Source material.
-*-

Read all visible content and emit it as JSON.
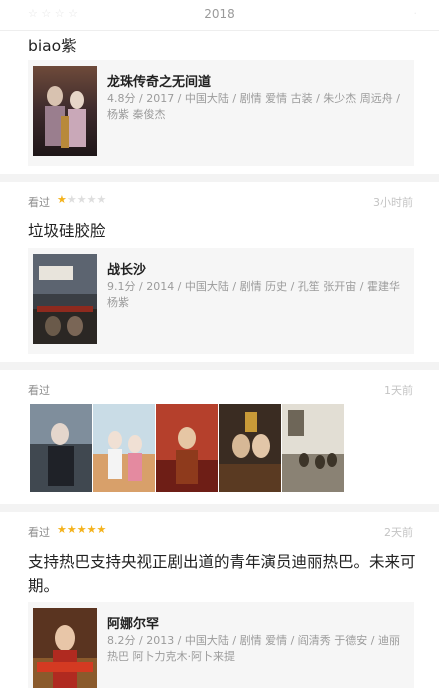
{
  "header": {
    "year": "2018"
  },
  "items": [
    {
      "comment": "biao紫",
      "movie": {
        "title": "龙珠传奇之无间道",
        "info": "4.8分 / 2017 / 中国大陆 / 剧情 爱情 古装 / 朱少杰 周远舟 / 杨紫 秦俊杰"
      }
    },
    {
      "status": "看过",
      "rating": 1,
      "time": "3小时前",
      "comment": "垃圾硅胶脸",
      "movie": {
        "title": "战长沙",
        "info": "9.1分 / 2014 / 中国大陆 / 剧情 历史 / 孔笙 张开宙 / 霍建华 杨紫"
      }
    },
    {
      "status": "看过",
      "time": "1天前",
      "poster_count": 5
    },
    {
      "status": "看过",
      "rating": 5,
      "time": "2天前",
      "comment": "支持热巴支持央视正剧出道的青年演员迪丽热巴。未来可期。",
      "movie": {
        "title": "阿娜尔罕",
        "info": "8.2分 / 2013 / 中国大陆 / 剧情 爱情 / 阎清秀 于德安 / 迪丽热巴 阿卜力克木·阿卜来提"
      }
    }
  ],
  "colors": {
    "star_on": "#f4b21b",
    "star_off": "#dedede",
    "card_bg": "#f6f6f6",
    "separator": "#f3f3f3"
  }
}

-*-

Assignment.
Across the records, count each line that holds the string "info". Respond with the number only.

Response to this exercise.
3